Demeter, Persephone’s mother, has done everything she can to keep her away from the gods on Olympos. Demeter thinks that Persephone is still a maiden and hasn’t had anything to do with any man. She treats Persephone like she is a little girl, not as if she’s a grown goddess. So, Demeter sends her dear, darling, “maiden” daughter off to Nysa to gather baskets of flowers with Artemis and Athena.
While she is there, Hades arranges for the earth to open up and for Persephone to fall into the Underworld and into his arms. He had been planning on just playing with Persephone up until that point. When he saw, smelt, and felt her, he knew that he was doomed.
Alright, here is where we split. The Eighth House is a wonderful book. Not only is a good retelling of the Persephone/Hades myth, you get a book with a great plotline, wonderful descriptions, and hot sex scenes. So, really, it’s a win/win in my view. I have put it under dark romance because there is BDSM in there, but it isn’t as dark as other books I’ve put in there. There is an HEA, which yay! I don’t always need an HEA, but it’s nice to read. Right now this book is on KU, but as always, I recommend that you buy it. You’ll want to read it over and over.

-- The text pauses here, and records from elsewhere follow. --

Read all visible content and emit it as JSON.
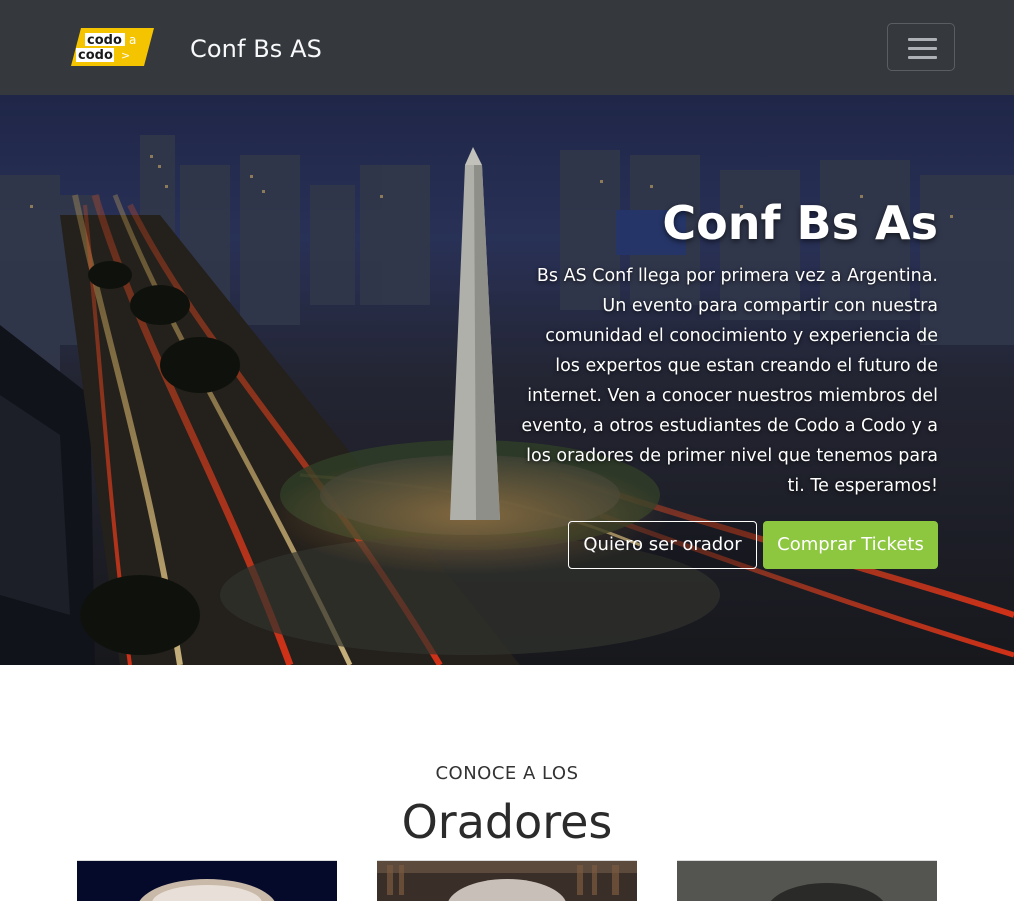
{
  "navbar": {
    "logo": {
      "line1": "codo",
      "line2": "codo",
      "small_a": "a",
      "arrow": ">"
    },
    "brand_title": "Conf Bs AS",
    "menu_toggle_icon": "hamburger-icon"
  },
  "hero": {
    "title": "Conf Bs As",
    "description": "Bs AS Conf llega por primera vez a Argentina. Un evento para compartir con nuestra comunidad el conocimiento y experiencia de los expertos que estan creando el futuro de internet. Ven a conocer nuestros miembros del evento, a otros estudiantes de Codo a Codo y a los oradores de primer nivel que tenemos para ti. Te esperamos!",
    "btn_speaker": "Quiero ser orador",
    "btn_tickets": "Comprar Tickets",
    "background_subject": "Obelisco de Buenos Aires at night"
  },
  "speakers_section": {
    "subtitle": "CONOCE A LOS",
    "title": "Oradores"
  },
  "colors": {
    "navbar_bg": "#35383c",
    "accent_green": "#8dc63f",
    "logo_yellow": "#f5c400"
  }
}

Before I go anywhere else with this post, I need to talk about the bridge scene. I can neither confirm nor deny that I have that whooooooole scene highlighted in my Kindle for… reasons. It is one of the most mind-blowing scenes that I’ve ever read. I mean, I’ve read some really hot sex scenes, but the reason that this one really got to me what the whole trust issue between Persephone and Hades. It’s not like it was easy for her to do what she did, but that’s what makes it so amazing.
Ok, now that I have that out of the way. Hades is now one of my newest book boyfriends. He is so devoted to Persephone, even when he is trying hard to control himself and not to be. Not only that, he actually gives a fuck about his job and about the souls under his care. I love his physical description, it’s a really stark image in my head but stark in a good way, like a statue carved of ivory with ebony accents.
Persephone. Poor Persephone. Polyxene was the only one who even came close knowing her before she met Hades. At one point, during a fight she’s having with her mother towards the end of the book, she tells her mom that she’s been boning mortal males all this time and what did it say about her mother that Hades knew more about her than her own mother did. I, personally, don’t think that Demeter really likes Persephone all that much. I mean, sure, she probably loved her, but just because you love someone doesn’t mean that you actually like them all the time.
I’m really glad that I bought this one. Like I said, I had it on pre-order as long as it was possible to. I may have squeed a little bit when I found out that Eris was turning it into a book. It looks like it’s going to be the first one in a series, and I can’t wait to see what else she has coming for us!